Bowker s Complete Video Directory 1998

3 : Liberator - B24 Warbirds of WWII Vol . ... 4 : The Battle of Russia Why We Fight
Vol . ... 4 : Victory in Europe Wings of Glory : The Air Force Story Wings of Peace
Wings of the Army & Planes of the Navy Wings of the Luftwaffe Vol . ... 19 World
War II - The War Chronicles : Fiftieth Anniversary Edition World War II : A Free
Paris World War II : A Personal Journey World War II : Action in the Pacific World
War ...

Bowker s Complete Video Directory  1998


Talking Book Topics

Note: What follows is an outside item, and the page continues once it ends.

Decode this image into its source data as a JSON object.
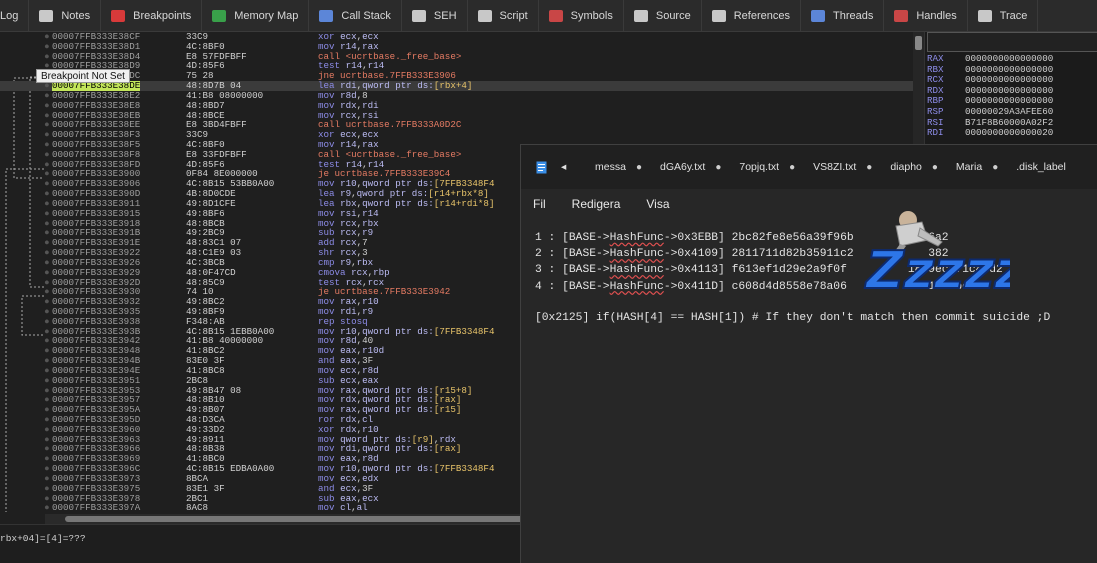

... Book 4 RC 61262 Alatriste, Volume 1) RC 61006 by Jenny Nimmo por Arturo
Pérez-Reverte y Chasing the Rodeo: On Wild 21 Carlota Pérez-Reverte ...
Human RC 60850 RC 60543 Chronicles, Volume 1 RC 59429 1 by Margaret
Mittelbach and by Bob Dylan Michael Crewdson Clark, Mary Higgins 47 Carter,
Lin 33 Two Little Girls in Blue Conan the Liberator RC 61910 RC 60861
Classical Music in ...

Talking Book Topics


Bibliography on Ceylon

Bibliography on Ceylon


A Wizard in Peace

Here is Christopher Stasheff in top form: swashbuckling, stylish, and slightly subversive adventure from the author of the bestselling "Warlock" chronicles.

A Wizard in Peace

LIBERTY IS TREASON Interstellar liberator Magnus Gallowglass, the renegade psychic wizard, travels the stars fighting injustice and oppression. But this time the Rogue Wizard may have encountered a tyrant even he can't overthrow: a stern Protector whose oppressive regime makes Oliver Cromwell's Commonwealth look like a Sunday-school picnic. For hundreds of years, this lost colony planet has preserved order by dictating every detail of its citizens' lives - where they live, what they think, even whom they may love and marry. Any dissent is punished with the torturer's rack. So successful is this brutal system that Magnus is hard-pressed to find anyone willing to oppose it - until he recruits a pair of star-crossed lovers to lead the revolution, and reeducates a band of deluded would-be aristocrats to become the planet's new rulers. Here is Christopher Stasheff in top form: swashbuckling, stylish, and slightly subversive adventure from the author of the bestselling "Warlock" chronicles.